— TASK STATEMENT —
Wherever the string "Search" turns up in the data, copy the whole line.

Stored items
------------------------
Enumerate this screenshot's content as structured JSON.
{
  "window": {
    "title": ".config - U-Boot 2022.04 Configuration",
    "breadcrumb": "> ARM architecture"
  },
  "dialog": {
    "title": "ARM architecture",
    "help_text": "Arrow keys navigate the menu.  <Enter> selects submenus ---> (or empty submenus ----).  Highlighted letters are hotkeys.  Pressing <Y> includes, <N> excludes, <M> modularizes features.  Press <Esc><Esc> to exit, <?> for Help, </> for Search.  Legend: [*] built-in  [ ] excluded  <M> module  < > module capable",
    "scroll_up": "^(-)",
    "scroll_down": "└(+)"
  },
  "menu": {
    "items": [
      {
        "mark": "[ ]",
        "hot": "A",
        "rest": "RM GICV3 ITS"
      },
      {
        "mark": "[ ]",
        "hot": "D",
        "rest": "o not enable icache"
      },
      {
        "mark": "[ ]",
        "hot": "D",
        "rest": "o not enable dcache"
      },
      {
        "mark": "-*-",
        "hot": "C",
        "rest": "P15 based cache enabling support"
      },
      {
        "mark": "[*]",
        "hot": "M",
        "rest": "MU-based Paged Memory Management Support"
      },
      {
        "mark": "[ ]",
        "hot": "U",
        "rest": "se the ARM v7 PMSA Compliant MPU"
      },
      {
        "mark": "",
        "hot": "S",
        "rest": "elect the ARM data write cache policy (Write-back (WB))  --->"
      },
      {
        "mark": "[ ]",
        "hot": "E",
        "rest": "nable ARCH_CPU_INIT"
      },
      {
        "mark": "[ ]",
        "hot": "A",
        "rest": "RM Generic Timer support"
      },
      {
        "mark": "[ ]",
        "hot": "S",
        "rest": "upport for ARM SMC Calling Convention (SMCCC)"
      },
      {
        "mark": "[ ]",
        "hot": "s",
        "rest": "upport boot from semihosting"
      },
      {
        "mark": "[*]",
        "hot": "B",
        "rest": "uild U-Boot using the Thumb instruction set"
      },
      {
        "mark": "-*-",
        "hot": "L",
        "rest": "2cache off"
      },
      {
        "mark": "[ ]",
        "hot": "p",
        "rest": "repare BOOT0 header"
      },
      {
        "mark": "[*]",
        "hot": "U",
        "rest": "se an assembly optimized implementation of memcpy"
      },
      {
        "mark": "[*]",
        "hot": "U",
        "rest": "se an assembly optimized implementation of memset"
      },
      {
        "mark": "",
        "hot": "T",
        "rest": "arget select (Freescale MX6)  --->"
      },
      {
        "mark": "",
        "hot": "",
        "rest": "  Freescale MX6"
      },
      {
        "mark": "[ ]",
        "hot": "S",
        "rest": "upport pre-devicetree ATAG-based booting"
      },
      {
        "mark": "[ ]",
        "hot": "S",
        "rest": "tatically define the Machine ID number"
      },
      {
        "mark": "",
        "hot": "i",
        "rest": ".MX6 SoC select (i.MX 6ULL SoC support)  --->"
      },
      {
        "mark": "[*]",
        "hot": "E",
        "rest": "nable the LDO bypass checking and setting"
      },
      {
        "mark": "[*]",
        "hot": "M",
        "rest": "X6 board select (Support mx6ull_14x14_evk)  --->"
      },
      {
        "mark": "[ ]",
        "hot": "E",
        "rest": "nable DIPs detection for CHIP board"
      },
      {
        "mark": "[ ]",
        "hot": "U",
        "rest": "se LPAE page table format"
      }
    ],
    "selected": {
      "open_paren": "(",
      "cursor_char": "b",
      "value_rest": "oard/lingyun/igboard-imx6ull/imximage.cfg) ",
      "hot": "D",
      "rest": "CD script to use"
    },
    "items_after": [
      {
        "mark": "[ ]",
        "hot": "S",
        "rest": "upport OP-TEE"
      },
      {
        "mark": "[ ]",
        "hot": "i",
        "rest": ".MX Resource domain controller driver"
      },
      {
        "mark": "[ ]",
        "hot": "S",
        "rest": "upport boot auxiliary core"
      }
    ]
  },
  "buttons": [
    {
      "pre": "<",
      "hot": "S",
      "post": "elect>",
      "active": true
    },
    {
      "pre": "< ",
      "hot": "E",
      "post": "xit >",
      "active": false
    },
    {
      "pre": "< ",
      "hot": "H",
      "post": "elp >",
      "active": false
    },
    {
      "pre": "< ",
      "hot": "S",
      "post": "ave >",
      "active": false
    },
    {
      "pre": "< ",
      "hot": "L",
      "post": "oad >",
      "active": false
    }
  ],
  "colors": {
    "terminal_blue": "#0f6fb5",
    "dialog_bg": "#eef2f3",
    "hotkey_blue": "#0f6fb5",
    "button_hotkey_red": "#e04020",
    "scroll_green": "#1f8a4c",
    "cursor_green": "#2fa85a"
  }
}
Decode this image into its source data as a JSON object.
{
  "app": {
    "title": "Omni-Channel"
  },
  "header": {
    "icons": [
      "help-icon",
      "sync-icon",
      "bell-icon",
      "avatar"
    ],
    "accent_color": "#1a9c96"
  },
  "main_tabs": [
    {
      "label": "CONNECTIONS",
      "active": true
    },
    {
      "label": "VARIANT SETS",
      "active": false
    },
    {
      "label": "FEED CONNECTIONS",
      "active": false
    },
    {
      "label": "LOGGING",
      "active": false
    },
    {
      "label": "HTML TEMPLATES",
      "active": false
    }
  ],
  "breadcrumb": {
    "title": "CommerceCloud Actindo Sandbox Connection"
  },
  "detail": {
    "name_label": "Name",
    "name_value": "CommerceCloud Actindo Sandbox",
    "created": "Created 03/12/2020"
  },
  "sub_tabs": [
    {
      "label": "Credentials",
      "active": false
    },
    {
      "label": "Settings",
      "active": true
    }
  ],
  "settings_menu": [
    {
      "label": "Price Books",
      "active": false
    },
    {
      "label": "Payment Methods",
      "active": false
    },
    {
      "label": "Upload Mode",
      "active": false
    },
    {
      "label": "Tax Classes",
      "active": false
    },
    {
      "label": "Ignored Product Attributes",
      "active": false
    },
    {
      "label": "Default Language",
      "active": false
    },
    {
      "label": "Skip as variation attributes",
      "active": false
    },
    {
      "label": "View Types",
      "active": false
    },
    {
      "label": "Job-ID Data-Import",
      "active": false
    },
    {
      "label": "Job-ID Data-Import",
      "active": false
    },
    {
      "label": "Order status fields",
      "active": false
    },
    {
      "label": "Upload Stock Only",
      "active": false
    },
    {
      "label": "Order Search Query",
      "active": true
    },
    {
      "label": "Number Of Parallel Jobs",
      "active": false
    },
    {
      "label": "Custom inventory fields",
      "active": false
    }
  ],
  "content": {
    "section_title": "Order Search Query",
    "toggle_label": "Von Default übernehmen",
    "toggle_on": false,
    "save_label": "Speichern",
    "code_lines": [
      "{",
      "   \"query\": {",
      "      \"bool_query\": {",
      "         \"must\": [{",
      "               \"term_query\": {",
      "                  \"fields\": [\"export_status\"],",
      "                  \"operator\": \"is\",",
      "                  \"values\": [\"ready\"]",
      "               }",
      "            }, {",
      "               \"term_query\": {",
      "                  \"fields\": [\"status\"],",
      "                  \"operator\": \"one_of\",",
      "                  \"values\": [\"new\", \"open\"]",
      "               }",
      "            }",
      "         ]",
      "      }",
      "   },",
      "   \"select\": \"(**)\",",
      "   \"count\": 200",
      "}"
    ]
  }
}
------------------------
— SOLVED PROBLEM —
    "help_text": "Arrow keys navigate the menu.  <Enter> selects submenus ---> (or empty submenus ----).  Highlighted letters are hotkeys.  Pressing <Y> includes, <N> excludes, <M> modularizes features.  Press <Esc><Esc> to exit, <?> for Help, </> for Search.  Legend: [*] built-in  [ ] excluded  <M> module  < > module capable",
      "label": "Order Search Query",
    "section_title": "Order Search Query",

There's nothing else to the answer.